In October 2005, the automaker sent its dealers a service bulletin update warning dealers that a botched recall repair on a different cable could cause damage to the speed control cable – the same one that was found damaged in both Saige Bloom's and Tammy Graham's wrecked Escapes.
"Clearly, they knew as of October 2005 there was a problem with the cruise control cable," Ditlow said, "that it was defective."
Ford tells the ABC15 Investigators, "we had some anecdotal knowledge from our dealers that they had to replace some speed control cables because of damage during the accelerator cable repairs." That's what led the company to issue the service update.
But the automaker denies it knew that the damage could lead to potentially deadly stuck throttles. "Ford hadn't noted an unusual number of reports of non-functioning speed control due to a bent or improperly positioned cable," Ford wrote in an email message.
Ford stressed that a speed control cable can become damaged in a
number of different ways and stands behind its repair, telling ABC15 "a non-functioning speed control system doesn't represent a safety issue, therefore we thought the update to the recall instructions was sufficient to address the issue."

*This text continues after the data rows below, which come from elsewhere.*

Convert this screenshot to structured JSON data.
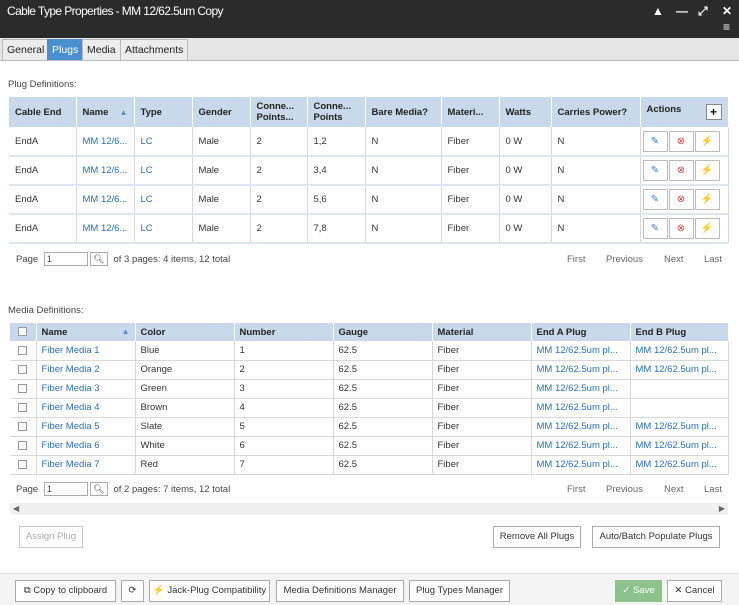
{
  "window": {
    "title": "Cable Type Properties - MM 12/62.5um Copy",
    "controls": [
      "▲",
      "—",
      "⤢",
      "✕",
      "≡"
    ]
  },
  "tabs": [
    {
      "label": "General"
    },
    {
      "label": "Plugs"
    },
    {
      "label": "Media"
    },
    {
      "label": "Attachments"
    }
  ],
  "plug_section": {
    "label": "Plug Definitions:",
    "columns": {
      "cable_end": "Cable End",
      "name": "Name",
      "type": "Type",
      "gender": "Gender",
      "conn_points_count": "Conne... Points...",
      "conn_points": "Conne... Points",
      "bare_media": "Bare Media?",
      "material": "Materi...",
      "watts": "Watts",
      "carries_power": "Carries Power?",
      "actions": "Actions"
    },
    "rows": [
      {
        "cable_end": "EndA",
        "name": "MM 12/6...",
        "type": "LC",
        "gender": "Male",
        "count": "2",
        "points": "1,2",
        "bare": "N",
        "material": "Fiber",
        "watts": "0 W",
        "power": "N"
      },
      {
        "cable_end": "EndA",
        "name": "MM 12/6...",
        "type": "LC",
        "gender": "Male",
        "count": "2",
        "points": "3,4",
        "bare": "N",
        "material": "Fiber",
        "watts": "0 W",
        "power": "N"
      },
      {
        "cable_end": "EndA",
        "name": "MM 12/6...",
        "type": "LC",
        "gender": "Male",
        "count": "2",
        "points": "5,6",
        "bare": "N",
        "material": "Fiber",
        "watts": "0 W",
        "power": "N"
      },
      {
        "cable_end": "EndA",
        "name": "MM 12/6...",
        "type": "LC",
        "gender": "Male",
        "count": "2",
        "points": "7,8",
        "bare": "N",
        "material": "Fiber",
        "watts": "0 W",
        "power": "N"
      }
    ],
    "pager": {
      "page_label": "Page",
      "page_value": "1",
      "summary": "of 3 pages: 4 items, 12 total",
      "first": "First",
      "previous": "Previous",
      "next": "Next",
      "last": "Last"
    }
  },
  "media_section": {
    "label": "Media Definitions:",
    "columns": {
      "name": "Name",
      "color": "Color",
      "number": "Number",
      "gauge": "Gauge",
      "material": "Material",
      "end_a": "End A Plug",
      "end_b": "End B Plug"
    },
    "rows": [
      {
        "name": "Fiber Media 1",
        "color": "Blue",
        "number": "1",
        "gauge": "62.5",
        "material": "Fiber",
        "end_a": "MM 12/62.5um pl...",
        "end_b": "MM 12/62.5um pl..."
      },
      {
        "name": "Fiber Media 2",
        "color": "Orange",
        "number": "2",
        "gauge": "62.5",
        "material": "Fiber",
        "end_a": "MM 12/62.5um pl...",
        "end_b": "MM 12/62.5um pl..."
      },
      {
        "name": "Fiber Media 3",
        "color": "Green",
        "number": "3",
        "gauge": "62.5",
        "material": "Fiber",
        "end_a": "MM 12/62.5um pl...",
        "end_b": ""
      },
      {
        "name": "Fiber Media 4",
        "color": "Brown",
        "number": "4",
        "gauge": "62.5",
        "material": "Fiber",
        "end_a": "MM 12/62.5um pl...",
        "end_b": ""
      },
      {
        "name": "Fiber Media 5",
        "color": "Slate",
        "number": "5",
        "gauge": "62.5",
        "material": "Fiber",
        "end_a": "MM 12/62.5um pl...",
        "end_b": "MM 12/62.5um pl..."
      },
      {
        "name": "Fiber Media 6",
        "color": "White",
        "number": "6",
        "gauge": "62.5",
        "material": "Fiber",
        "end_a": "MM 12/62.5um pl...",
        "end_b": "MM 12/62.5um pl..."
      },
      {
        "name": "Fiber Media 7",
        "color": "Red",
        "number": "7",
        "gauge": "62.5",
        "material": "Fiber",
        "end_a": "MM 12/62.5um pl...",
        "end_b": "MM 12/62.5um pl..."
      }
    ],
    "pager": {
      "page_label": "Page",
      "page_value": "1",
      "summary": "of 2 pages: 7 items, 12 total",
      "first": "First",
      "previous": "Previous",
      "next": "Next",
      "last": "Last"
    }
  },
  "buttons": {
    "assign_plug": "Assign Plug",
    "remove_all_plugs": "Remove All Plugs",
    "auto_batch": "Auto/Batch Populate Plugs",
    "copy_clipboard": "Copy to clipboard",
    "jack_plug": "Jack-Plug Compatibility",
    "media_defs": "Media Definitions Manager",
    "plug_types": "Plug Types Manager",
    "save": "Save",
    "cancel": "Cancel"
  },
  "colors": {
    "accent": "#4a8fd0",
    "header": "#c7d9ea",
    "link": "#2a6fb6",
    "titlebar": "#2b2b2b",
    "save": "#8dc28d"
  }
}
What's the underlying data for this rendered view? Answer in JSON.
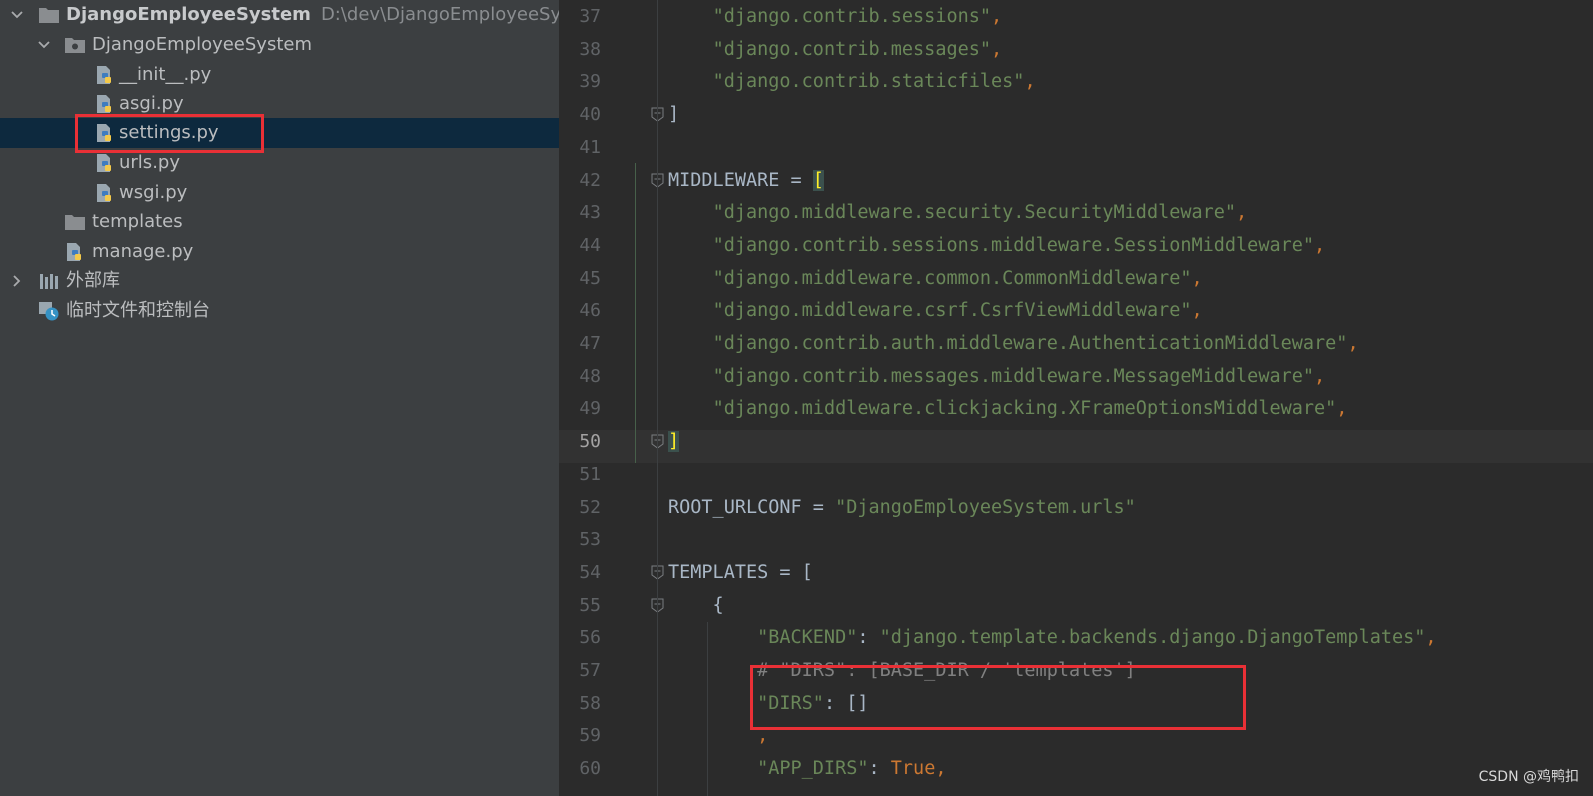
{
  "project_tree": {
    "items": [
      {
        "label": "DjangoEmployeeSystem",
        "path": "D:\\dev\\DjangoEmployeeSystem",
        "icon": "folder-icon"
      },
      {
        "label": "DjangoEmployeeSystem",
        "icon": "package-folder-icon"
      },
      {
        "label": "__init__.py",
        "icon": "python-file-icon"
      },
      {
        "label": "asgi.py",
        "icon": "python-file-icon"
      },
      {
        "label": "settings.py",
        "icon": "python-file-icon",
        "selected": true,
        "highlighted": true
      },
      {
        "label": "urls.py",
        "icon": "python-file-icon"
      },
      {
        "label": "wsgi.py",
        "icon": "python-file-icon"
      },
      {
        "label": "templates",
        "icon": "folder-icon"
      },
      {
        "label": "manage.py",
        "icon": "python-file-icon"
      },
      {
        "label": "外部库",
        "icon": "library-icon"
      },
      {
        "label": "临时文件和控制台",
        "icon": "scratches-icon"
      }
    ]
  },
  "editor": {
    "current_line": "50",
    "lines": [
      {
        "num": "37",
        "tokens": [
          {
            "t": "    "
          },
          {
            "t": "\"django.contrib.sessions\"",
            "c": "s"
          },
          {
            "t": ",",
            "c": "k"
          }
        ]
      },
      {
        "num": "38",
        "tokens": [
          {
            "t": "    "
          },
          {
            "t": "\"django.contrib.messages\"",
            "c": "s"
          },
          {
            "t": ",",
            "c": "k"
          }
        ]
      },
      {
        "num": "39",
        "tokens": [
          {
            "t": "    "
          },
          {
            "t": "\"django.contrib.staticfiles\"",
            "c": "s"
          },
          {
            "t": ",",
            "c": "k"
          }
        ]
      },
      {
        "num": "40",
        "tokens": [
          {
            "t": "]"
          }
        ]
      },
      {
        "num": "41",
        "tokens": []
      },
      {
        "num": "42",
        "tokens": [
          {
            "t": "MIDDLEWARE = "
          },
          {
            "t": "[",
            "c": "br"
          }
        ]
      },
      {
        "num": "43",
        "tokens": [
          {
            "t": "    "
          },
          {
            "t": "\"django.middleware.security.SecurityMiddleware\"",
            "c": "s"
          },
          {
            "t": ",",
            "c": "k"
          }
        ]
      },
      {
        "num": "44",
        "tokens": [
          {
            "t": "    "
          },
          {
            "t": "\"django.contrib.sessions.middleware.SessionMiddleware\"",
            "c": "s"
          },
          {
            "t": ",",
            "c": "k"
          }
        ]
      },
      {
        "num": "45",
        "tokens": [
          {
            "t": "    "
          },
          {
            "t": "\"django.middleware.common.CommonMiddleware\"",
            "c": "s"
          },
          {
            "t": ",",
            "c": "k"
          }
        ]
      },
      {
        "num": "46",
        "tokens": [
          {
            "t": "    "
          },
          {
            "t": "\"django.middleware.csrf.CsrfViewMiddleware\"",
            "c": "s"
          },
          {
            "t": ",",
            "c": "k"
          }
        ]
      },
      {
        "num": "47",
        "tokens": [
          {
            "t": "    "
          },
          {
            "t": "\"django.contrib.auth.middleware.AuthenticationMiddleware\"",
            "c": "s"
          },
          {
            "t": ",",
            "c": "k"
          }
        ]
      },
      {
        "num": "48",
        "tokens": [
          {
            "t": "    "
          },
          {
            "t": "\"django.contrib.messages.middleware.MessageMiddleware\"",
            "c": "s"
          },
          {
            "t": ",",
            "c": "k"
          }
        ]
      },
      {
        "num": "49",
        "tokens": [
          {
            "t": "    "
          },
          {
            "t": "\"django.middleware.clickjacking.XFrameOptionsMiddleware\"",
            "c": "s"
          },
          {
            "t": ",",
            "c": "k"
          }
        ]
      },
      {
        "num": "50",
        "tokens": [
          {
            "t": "]",
            "c": "br"
          }
        ]
      },
      {
        "num": "51",
        "tokens": []
      },
      {
        "num": "52",
        "tokens": [
          {
            "t": "ROOT_URLCONF = "
          },
          {
            "t": "\"DjangoEmployeeSystem.urls\"",
            "c": "s"
          }
        ]
      },
      {
        "num": "53",
        "tokens": []
      },
      {
        "num": "54",
        "tokens": [
          {
            "t": "TEMPLATES = ["
          }
        ]
      },
      {
        "num": "55",
        "tokens": [
          {
            "t": "    {"
          }
        ]
      },
      {
        "num": "56",
        "tokens": [
          {
            "t": "        "
          },
          {
            "t": "\"BACKEND\"",
            "c": "s"
          },
          {
            "t": ": "
          },
          {
            "t": "\"django.template.backends.django.DjangoTemplates\"",
            "c": "s"
          },
          {
            "t": ",",
            "c": "k"
          }
        ]
      },
      {
        "num": "57",
        "tokens": [
          {
            "t": "        "
          },
          {
            "t": "# \"DIRS\": [BASE_DIR / 'templates']",
            "c": "cm"
          }
        ]
      },
      {
        "num": "58",
        "tokens": [
          {
            "t": "        "
          },
          {
            "t": "\"DIRS\"",
            "c": "s"
          },
          {
            "t": ": []"
          }
        ]
      },
      {
        "num": "59",
        "tokens": [
          {
            "t": "        "
          },
          {
            "t": ",",
            "c": "k"
          }
        ]
      },
      {
        "num": "60",
        "tokens": [
          {
            "t": "        "
          },
          {
            "t": "\"APP_DIRS\"",
            "c": "s"
          },
          {
            "t": ": "
          },
          {
            "t": "True",
            "c": "k"
          },
          {
            "t": ",",
            "c": "k"
          }
        ]
      }
    ]
  },
  "watermark": "CSDN @鸡鸭扣",
  "colors": {
    "sidebar_bg": "#3c3f41",
    "editor_bg": "#2b2b2b",
    "selection": "#0d293e",
    "string": "#6a8759",
    "keyword": "#cc7832",
    "comment": "#808080",
    "highlight_box": "#e93036"
  }
}
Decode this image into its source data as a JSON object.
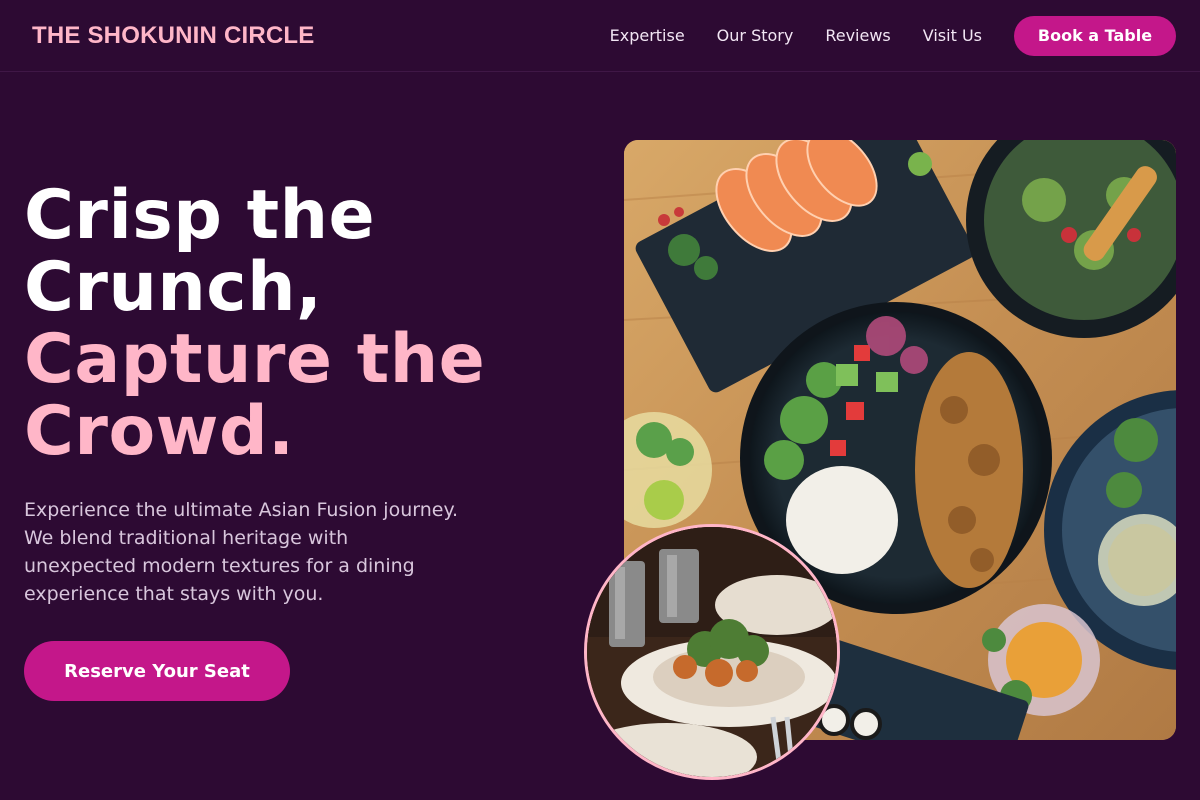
{
  "brand": {
    "name": "THE SHOKUNIN CIRCLE"
  },
  "nav": {
    "links": [
      "Expertise",
      "Our Story",
      "Reviews",
      "Visit Us"
    ],
    "cta": "Book a Table"
  },
  "hero": {
    "headline_line1": "Crisp the",
    "headline_line2": "Crunch,",
    "headline_accent1": "Capture the",
    "headline_accent2": "Crowd.",
    "subtitle": "Experience the ultimate Asian Fusion journey. We blend traditional heritage with unexpected modern textures for a dining experience that stays with you.",
    "cta": "Reserve Your Seat"
  },
  "colors": {
    "background": "#2d0a33",
    "brand_pink": "#ffb6c8",
    "button_magenta": "#c4178a",
    "body_text": "#d8c6dc"
  }
}
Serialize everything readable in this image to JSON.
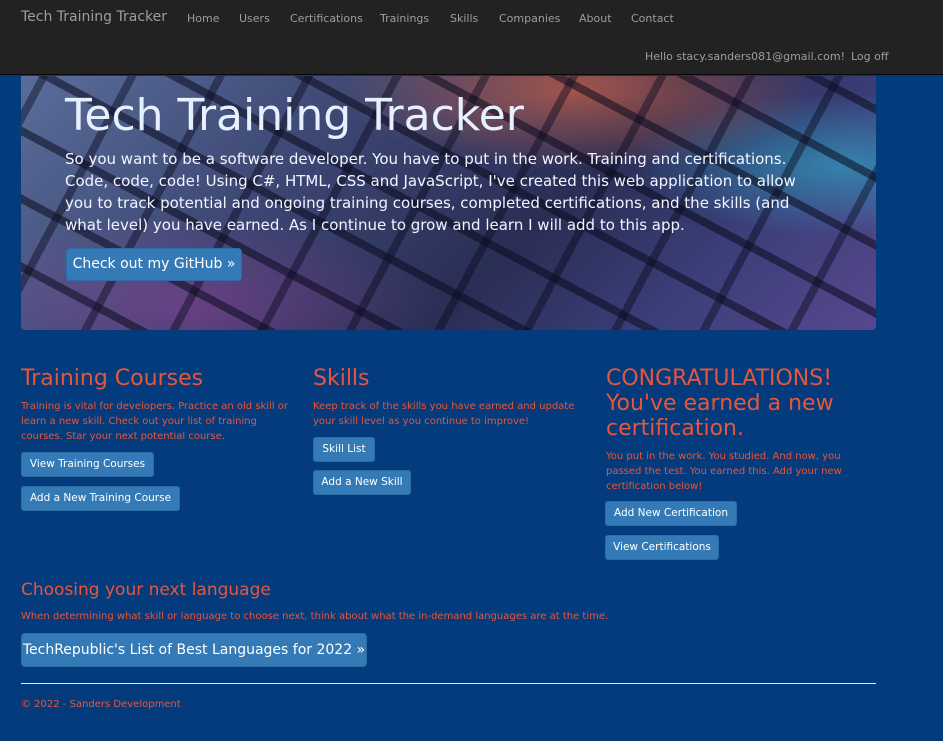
{
  "navbar": {
    "brand": "Tech Training Tracker",
    "links": [
      "Home",
      "Users",
      "Certifications",
      "Trainings",
      "Skills",
      "Companies",
      "About",
      "Contact"
    ],
    "greeting": "Hello stacy.sanders081@gmail.com!",
    "logoff": "Log off"
  },
  "hero": {
    "title": "Tech Training Tracker",
    "text": "So you want to be a software developer. You have to put in the work. Training and certifications. Code, code, code! Using C#, HTML, CSS and JavaScript, I've created this web application to allow you to track potential and ongoing training courses, completed certifications, and the skills (and what level) you have earned. As I continue to grow and learn I will add to this app.",
    "button": "Check out my GitHub »"
  },
  "columns": {
    "training": {
      "heading": "Training Courses",
      "text": "Training is vital for developers. Practice an old skill or learn a new skill. Check out your list of training courses. Star your next potential course.",
      "buttons": [
        "View Training Courses",
        "Add a New Training Course"
      ]
    },
    "skills": {
      "heading": "Skills",
      "text": "Keep track of the skills you have earned and update your skill level as you continue to improve!",
      "buttons": [
        "Skill List",
        "Add a New Skill"
      ]
    },
    "certs": {
      "heading": "CONGRATULATIONS! You've earned a new certification.",
      "text": "You put in the work. You studied. And now, you passed the test. You earned this. Add your new certification below!",
      "buttons": [
        "Add New Certification",
        "View Certifications"
      ]
    }
  },
  "language": {
    "heading": "Choosing your next language",
    "text": "When determining what skill or language to choose next, think about what the in-demand languages are at the time.",
    "button": "TechRepublic's List of Best Languages for 2022 »"
  },
  "footer": {
    "text": "© 2022 - Sanders Development"
  },
  "colors": {
    "background": "#033b7d",
    "navbar": "#222222",
    "accent_text": "#e8563a",
    "button": "#337ab7"
  }
}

The Graham family tells ABC15 that they don't believe the recall fixes the root cause of the problem that caused their accident.
"I had the chance of killing people I love in my car," Tammy Graham said, "and killing people I didn't know – other people's moms, other people's dads, other people's kids. And I wasn't in control of it."
If Ford had issued the recall 7 years ago, Graham thinks it could have prevented the emotional scars her family is fighting through now. She said her sons are afraid to get in the car and she spends nights awake, reliving the experience, wishing she had known to put the car in neutral and worrying who might be next.
"Every family that's getting in those cars right now," she said, "all the people who have no idea that there's this time bomb just sitting out there that can take these people out."